Traditionally the hosting village goes first the first night, in the middle the second night and last the third night.
The really tall poster just next to the room divider is a tribute to an elder who passed away this past spring. He was in his late 90's or early 100's. No one is sure. We do know, things changed tremendously since he was born.
That is where the men kneel. Behind the mats is a speaker for the microphone so everyone can hear all announcements. In the back right corner is a snack shop with candy, soda, some food, and jello. Jello with cool whip is a village favorite.
When Tundra Fest is not being held here, it doubles as a church, bingo hall, and everything else as needed.
The village feels it is extremely important to keep the culture alive by teaching cultural ways to students. The high school has an actual dance class for students.
The drum is a round wooden frame with a man-made material stretched over it. This material has replaced the animal skins they used in the past.
This is a still shot of the first dance. The women are wearing kuspuks which is the standard native top. Some have skirts so they are worn more like dresses over long pants while those without a skirt function as a shirt. Both men and women wear the kuspuk. The spelling of the word varies according to the group.
You can also tell what region a person is from based on how the kuspuk is put together and decorated. Women may or may not wear a headdress. Sometimes the headdress is a family heirloom worn by generation after generation.
This building started much smaller but a few years ago, they built an extension so it could be used instead of the the building next to it. The original building developed black mold all through it so they chose to discontinue using it.

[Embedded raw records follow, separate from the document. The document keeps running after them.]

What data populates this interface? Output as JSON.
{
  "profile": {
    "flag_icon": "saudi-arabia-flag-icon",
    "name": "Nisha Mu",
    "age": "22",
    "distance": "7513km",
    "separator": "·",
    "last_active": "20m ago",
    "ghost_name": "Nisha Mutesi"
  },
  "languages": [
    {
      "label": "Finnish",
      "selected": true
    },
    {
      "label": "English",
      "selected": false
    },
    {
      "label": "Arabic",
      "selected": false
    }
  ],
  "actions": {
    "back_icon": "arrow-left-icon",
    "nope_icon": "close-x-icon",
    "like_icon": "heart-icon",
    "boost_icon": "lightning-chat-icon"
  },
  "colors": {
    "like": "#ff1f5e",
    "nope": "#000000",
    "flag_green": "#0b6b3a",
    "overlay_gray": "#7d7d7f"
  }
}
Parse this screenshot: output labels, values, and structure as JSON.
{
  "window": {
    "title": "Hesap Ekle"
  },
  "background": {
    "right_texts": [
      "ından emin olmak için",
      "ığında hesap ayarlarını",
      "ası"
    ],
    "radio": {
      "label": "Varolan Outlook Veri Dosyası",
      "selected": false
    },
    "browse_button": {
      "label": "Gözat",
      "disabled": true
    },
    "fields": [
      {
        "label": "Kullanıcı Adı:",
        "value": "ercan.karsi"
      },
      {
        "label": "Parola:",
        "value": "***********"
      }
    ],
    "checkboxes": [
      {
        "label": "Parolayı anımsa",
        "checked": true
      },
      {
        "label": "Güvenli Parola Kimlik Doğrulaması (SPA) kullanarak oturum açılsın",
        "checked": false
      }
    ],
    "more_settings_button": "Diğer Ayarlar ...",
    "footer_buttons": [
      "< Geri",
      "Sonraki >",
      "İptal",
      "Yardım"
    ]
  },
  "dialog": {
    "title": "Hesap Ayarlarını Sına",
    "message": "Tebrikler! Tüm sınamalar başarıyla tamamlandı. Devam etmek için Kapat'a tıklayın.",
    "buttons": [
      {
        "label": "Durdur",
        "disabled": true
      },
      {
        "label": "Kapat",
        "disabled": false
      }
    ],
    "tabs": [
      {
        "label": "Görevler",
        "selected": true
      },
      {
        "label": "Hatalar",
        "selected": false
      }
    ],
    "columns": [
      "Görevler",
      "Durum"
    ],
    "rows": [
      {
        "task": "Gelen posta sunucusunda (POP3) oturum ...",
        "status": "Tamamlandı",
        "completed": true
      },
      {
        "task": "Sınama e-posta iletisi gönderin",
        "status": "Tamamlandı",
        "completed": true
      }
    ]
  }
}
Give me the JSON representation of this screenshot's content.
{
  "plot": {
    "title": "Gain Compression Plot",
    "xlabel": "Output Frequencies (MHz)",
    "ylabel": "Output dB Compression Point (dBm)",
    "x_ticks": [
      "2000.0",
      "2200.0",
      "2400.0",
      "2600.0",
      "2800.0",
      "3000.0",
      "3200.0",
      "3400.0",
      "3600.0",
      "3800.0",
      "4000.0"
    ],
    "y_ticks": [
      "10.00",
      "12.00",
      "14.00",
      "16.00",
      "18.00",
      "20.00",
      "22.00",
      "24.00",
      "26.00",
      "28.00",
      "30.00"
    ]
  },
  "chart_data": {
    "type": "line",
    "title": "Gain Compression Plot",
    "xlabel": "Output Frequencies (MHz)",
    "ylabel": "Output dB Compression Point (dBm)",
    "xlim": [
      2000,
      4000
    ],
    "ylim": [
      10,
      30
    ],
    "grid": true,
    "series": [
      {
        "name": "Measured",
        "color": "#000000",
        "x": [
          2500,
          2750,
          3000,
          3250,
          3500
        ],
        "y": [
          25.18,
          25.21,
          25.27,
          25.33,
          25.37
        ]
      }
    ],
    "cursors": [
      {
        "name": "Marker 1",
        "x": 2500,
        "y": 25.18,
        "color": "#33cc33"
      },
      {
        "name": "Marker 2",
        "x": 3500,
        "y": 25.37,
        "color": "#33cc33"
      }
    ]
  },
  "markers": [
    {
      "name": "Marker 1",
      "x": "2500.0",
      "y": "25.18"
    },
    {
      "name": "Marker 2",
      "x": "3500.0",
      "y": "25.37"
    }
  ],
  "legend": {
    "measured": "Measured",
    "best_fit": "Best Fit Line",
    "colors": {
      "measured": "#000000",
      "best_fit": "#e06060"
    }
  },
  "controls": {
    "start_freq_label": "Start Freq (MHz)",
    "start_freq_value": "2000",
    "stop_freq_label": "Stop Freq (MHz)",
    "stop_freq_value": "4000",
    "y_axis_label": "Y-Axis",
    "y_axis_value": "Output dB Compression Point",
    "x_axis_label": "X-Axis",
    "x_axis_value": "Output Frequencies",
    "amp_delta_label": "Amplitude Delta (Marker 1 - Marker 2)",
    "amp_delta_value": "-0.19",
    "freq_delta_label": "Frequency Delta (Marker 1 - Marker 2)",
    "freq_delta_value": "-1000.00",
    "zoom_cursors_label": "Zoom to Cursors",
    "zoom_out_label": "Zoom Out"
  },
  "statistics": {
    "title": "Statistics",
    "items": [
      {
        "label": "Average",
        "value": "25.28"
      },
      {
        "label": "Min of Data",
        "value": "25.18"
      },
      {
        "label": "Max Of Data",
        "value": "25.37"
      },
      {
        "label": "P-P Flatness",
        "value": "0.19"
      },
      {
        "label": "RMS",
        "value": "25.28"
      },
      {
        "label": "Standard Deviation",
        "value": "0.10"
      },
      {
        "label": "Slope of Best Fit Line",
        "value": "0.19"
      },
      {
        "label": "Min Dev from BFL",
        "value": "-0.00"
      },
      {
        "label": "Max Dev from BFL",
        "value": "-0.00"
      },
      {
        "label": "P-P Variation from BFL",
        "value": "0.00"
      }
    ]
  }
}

The festival will continue for two more days with games for kids and adults. Yesterday, there was a cake walk for the village.
I hope you enjoy this peak into a fall celebration held in Alaska. Let me know what you think. Have a great weekend.